Adopting increased sustainable practices is going to be more important to large companies as they adapt to COVID-19, according to research commissioned by the Carbon Trust.
More than 70% of companies interviewed for the research said environmental management and or sustainability priorities are likely to become ‘somewhat more important’ or ‘significantly more important’ for them because of Covid-19.
Additionally, companies that have been significantly impacted by the pandemic still believe environmental management and or sustainability is going to become more important.
B2B International conducted the ‘corporate attitudes towards sustainability’ research in July for the Carbon Trust. It incorporated the views of large companies in the UK, Germany, France, Spain, Mexico and Singapore. It published its findings earlier this month.
Hugh Jones, Managing Directory, Advisory at the Carbon Trust said the research confirmed current market sentiment that large corporates are prioritising policies focused on decarbonising.
Mr Jones said: “The findings of this research are consistent with what we are seeing in the market. Sustainability is rightly a growing business priority and the increasing demand for our services aimed at helping corporates to decarbonise and adapt for the future demonstrates that, despite extremely challenging market conditions, this is one area that businesses are continuing to prioritise.
“The global health crisis is perhaps elevating the need for action on risk in boardrooms globally, and the climate crisis presents risks that no business can afford to ignore.”
The research revealed multiple sectors expressed optimism and commitment to improving sustainable practices as a corporate priority. The sectors included wholesale and retail, construction, engineering and mining, manufacturing and healthcare. Around a third of the companies expect there to be no change or that environmental management and sustainability will become less important.
“Organisations around the world are considering their role in delivering a green recovery – achieving net zero targets at the same time as fostering economic activity,” said Mr Jones. “We know from working with corporate clients on their net zero targets and strategies, that many will be leading the way when it comes to achieving green growth and these research findings support this. Without corporate commitment a green recovery will be challenging to deliver so the research is great news.”
The surveyed revealed that 63% of the large corporates interviewed expected to increase budgets for sustainability “significantly”. The study also reported most companies believe sustainability will become more important to their customers because of COVID-19.
Almost a third said it will become “significantly more important for their customers”. The research also revealed more organisations now have dedicated sustainability professionals than in 2019.

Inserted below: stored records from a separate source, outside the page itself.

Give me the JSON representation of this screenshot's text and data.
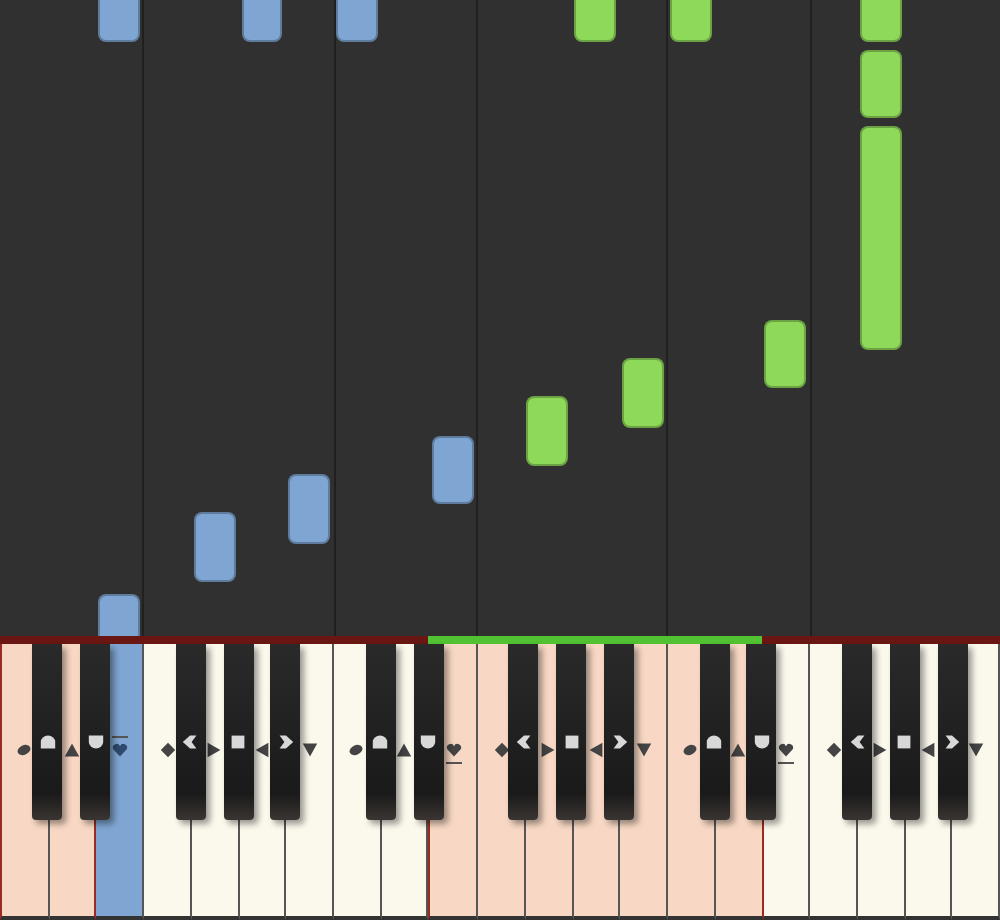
{
  "keyboard": {
    "white_keys": [
      {
        "tinted": true,
        "in_range": false,
        "pressed": false,
        "overline": false,
        "underline": false
      },
      {
        "tinted": true,
        "in_range": false,
        "pressed": false,
        "overline": false,
        "underline": false
      },
      {
        "tinted": false,
        "in_range": false,
        "pressed": true,
        "overline": true,
        "underline": false
      },
      {
        "tinted": false,
        "in_range": false,
        "pressed": false,
        "overline": false,
        "underline": false
      },
      {
        "tinted": false,
        "in_range": false,
        "pressed": false,
        "overline": false,
        "underline": false
      },
      {
        "tinted": false,
        "in_range": false,
        "pressed": false,
        "overline": false,
        "underline": false
      },
      {
        "tinted": false,
        "in_range": false,
        "pressed": false,
        "overline": false,
        "underline": false
      },
      {
        "tinted": false,
        "in_range": false,
        "pressed": false,
        "overline": false,
        "underline": false
      },
      {
        "tinted": false,
        "in_range": false,
        "pressed": false,
        "overline": false,
        "underline": false
      },
      {
        "tinted": true,
        "in_range": true,
        "pressed": false,
        "overline": false,
        "underline": true
      },
      {
        "tinted": true,
        "in_range": true,
        "pressed": false,
        "overline": false,
        "underline": false
      },
      {
        "tinted": true,
        "in_range": true,
        "pressed": false,
        "overline": false,
        "underline": false
      },
      {
        "tinted": true,
        "in_range": true,
        "pressed": false,
        "overline": false,
        "underline": false
      },
      {
        "tinted": true,
        "in_range": true,
        "pressed": false,
        "overline": false,
        "underline": false
      },
      {
        "tinted": true,
        "in_range": true,
        "pressed": false,
        "overline": false,
        "underline": false
      },
      {
        "tinted": true,
        "in_range": true,
        "pressed": false,
        "overline": false,
        "underline": false
      },
      {
        "tinted": false,
        "in_range": false,
        "pressed": false,
        "overline": false,
        "underline": true
      },
      {
        "tinted": false,
        "in_range": false,
        "pressed": false,
        "overline": false,
        "underline": false
      },
      {
        "tinted": false,
        "in_range": false,
        "pressed": false,
        "overline": false,
        "underline": false
      },
      {
        "tinted": false,
        "in_range": false,
        "pressed": false,
        "overline": false,
        "underline": false
      },
      {
        "tinted": false,
        "in_range": false,
        "pressed": false,
        "overline": false,
        "underline": false
      }
    ]
  }
}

There are many ways in which a corporation can invest in sustainable practices to reduce its carbon footprint. At the Sheehan Group we made a significant investment in installing solar panels on some of our buildings at our two depots in 2018. It has enabled us to create enough renewable energy to ensure our buildings at both sites are self-sufficient energy wise. It has also resulted in us sending some surplus energy back to the National Grid.
Building on our corporate sustainability strategy we are now developing plans to expand our solar panel capacity at our main recycling depot. Our objective is to further reduce our carbon footprint by powering our machinery via renewable energy. This would make the depot completely self-sufficient in electricity and export more energy to the National Grid.
“Investing in solar panels at our two depots has been a positive development for the Sheehan Group,” said Tara Sheehan, finance director at the Sheehan Group. “It is a key part of our overall sustainability strategy and we are already seeing the benefits.
“At the time of a climate emergency it is incumbent on us all to take steps to help tackle the global issue of climate change at a local level. Implementing the right infrastructure to generate green energy is one highly effective way of doing so.”
The construction industry can play a key role in the UK’s drive to improve sustainability. At the Sheehan Group we have witnessed a steady increase in the demand for sustainable products and services in the construction industry.
“The findings from the Carbon Trust’s research is encouraging for the global efforts to deliver a green recovery and achieve carbon neutral targets, while fuelling economic activity,” said Tara.
“It is also encouraging for businesses, like ours, in the supply chain that are committed to providing smart sustainable solutions into the marketplace that will collectively help improve sustainability.”
A key to improving sustainability quickly and effectively is encouraging more businesses to embrace the Circular Driven Economy. In the construction industry it improves reusability, repairability, resilience and independence. It also reduces the overreliance on raw materials, plus transportation costs and the associated carbon footprint.
“The UK construction industry can become more self-sufficient and sustainable by embracing the Circular Driven Economy,” said Tara.
“By following the Circular Driven Economy ethos local supply chains are strengthened, which can help create more local jobs. It also reduces the overreliance on imported products which ultimately improves control and cuts carbon footprint.”
The Sheehan Group provides a range of recycled aggregate and concrete blocks for use in construction projects. By embracing recycled construction products, you can play a part in the UK’s effort to improve sustainability and the environment we all share.